Fisheries not out of the Woods Yet when it comes to Late-Run Kenai River King Salmon

May 11th, 2016

Sufficient numbers of late-run Kenai River king salmon are the key to a successful fishing season for almost everyone in Upper Cook Inlet. Low numbers of these prized fish not only leads to restrictions and closures in the sport fisheries that target them but also to restrictions in the commercial set net fishery that targets … + read more

Kenai Peninsula Borough School District Salmon Celebration Scheduled for May 11th

May 5th, 2016

The Alaska Department of Fish and Game Division of Sport Fish will hold its 16th annual Kenai Peninsula Salmon Celebration on Wednesday, May 11, from 10:00 a.m. to 2:00 p.m. at the Johnson Lake State Park Campground in Kasilof.

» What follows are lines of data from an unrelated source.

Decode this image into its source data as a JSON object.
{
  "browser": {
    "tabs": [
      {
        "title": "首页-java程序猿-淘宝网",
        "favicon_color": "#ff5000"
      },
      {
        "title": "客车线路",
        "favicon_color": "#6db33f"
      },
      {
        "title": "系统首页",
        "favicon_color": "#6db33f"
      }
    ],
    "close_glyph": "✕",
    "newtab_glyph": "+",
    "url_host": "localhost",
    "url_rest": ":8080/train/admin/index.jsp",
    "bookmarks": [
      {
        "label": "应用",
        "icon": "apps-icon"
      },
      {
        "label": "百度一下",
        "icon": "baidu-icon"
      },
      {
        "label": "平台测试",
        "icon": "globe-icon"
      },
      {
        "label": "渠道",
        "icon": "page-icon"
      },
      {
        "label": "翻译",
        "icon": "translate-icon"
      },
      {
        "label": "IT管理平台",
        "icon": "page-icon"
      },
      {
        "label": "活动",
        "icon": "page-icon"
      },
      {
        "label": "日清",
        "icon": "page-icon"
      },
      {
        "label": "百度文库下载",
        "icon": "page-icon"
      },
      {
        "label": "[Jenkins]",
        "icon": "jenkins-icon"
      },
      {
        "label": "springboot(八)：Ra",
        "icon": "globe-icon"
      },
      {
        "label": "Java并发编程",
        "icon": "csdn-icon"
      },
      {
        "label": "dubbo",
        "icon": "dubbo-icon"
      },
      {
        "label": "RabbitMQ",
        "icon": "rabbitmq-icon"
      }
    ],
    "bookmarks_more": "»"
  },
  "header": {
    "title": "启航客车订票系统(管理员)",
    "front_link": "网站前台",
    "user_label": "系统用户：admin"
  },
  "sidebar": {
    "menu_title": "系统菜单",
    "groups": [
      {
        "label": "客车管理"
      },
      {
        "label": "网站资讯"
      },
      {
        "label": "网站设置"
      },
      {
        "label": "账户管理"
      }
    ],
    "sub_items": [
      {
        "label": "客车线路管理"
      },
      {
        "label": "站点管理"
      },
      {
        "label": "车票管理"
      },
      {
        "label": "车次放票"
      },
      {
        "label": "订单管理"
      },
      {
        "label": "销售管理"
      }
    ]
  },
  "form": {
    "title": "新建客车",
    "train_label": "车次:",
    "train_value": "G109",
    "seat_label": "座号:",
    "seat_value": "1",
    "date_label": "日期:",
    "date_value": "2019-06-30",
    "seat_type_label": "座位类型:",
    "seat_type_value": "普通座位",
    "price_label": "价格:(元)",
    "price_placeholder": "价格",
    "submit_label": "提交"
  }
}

Approximately 925 elementary students from Kenai Peninsula Borough School District will help release hatchery-raised rainbow trout … + read more

Cassidy-Rubio Bill Will Safeguard State Fisheries

April 19th, 2016

Management Authority Legislation will help ensure potential fishing closures are based on science Washington, D.C. – April 18, 2016 – A coalition of recreational fishing and boating organizations praised the introduction of a bill, S.2807, that will safeguard the role of state fisheries management agencies and help prevent unwarranted fishing closures like what recently occurred … + read more

KRSA comments on proposed USFWS rule change

April 8th, 2016

Kenai River Sportfishing Association (KRSA) is a 501(c)(3) charitable non-profit dedicated to fishery conservation in Alaska. We actively participate in fish and wildlife management in Alaska, including the Alaska Board of Fisheries, the Alaska Board of Game, the North Pacific Fishery Management Council, the International Pacific Halibut Commission, the Federal Subsistence Board and the Southcentral … + read more

Optimizing Fishery Values

March 29th, 2016

Cook Inlet salmon fisheries are complex. King, sockeye, and silver salmon all return to multiple watersheds, swimming through gillnets, dipnets and hooks, seeking to return to natal streams to spawn. All that effort yields important economic, social, cultural and recreational gains, and the next generation of returning salmon if all goes according to plan. The … + read more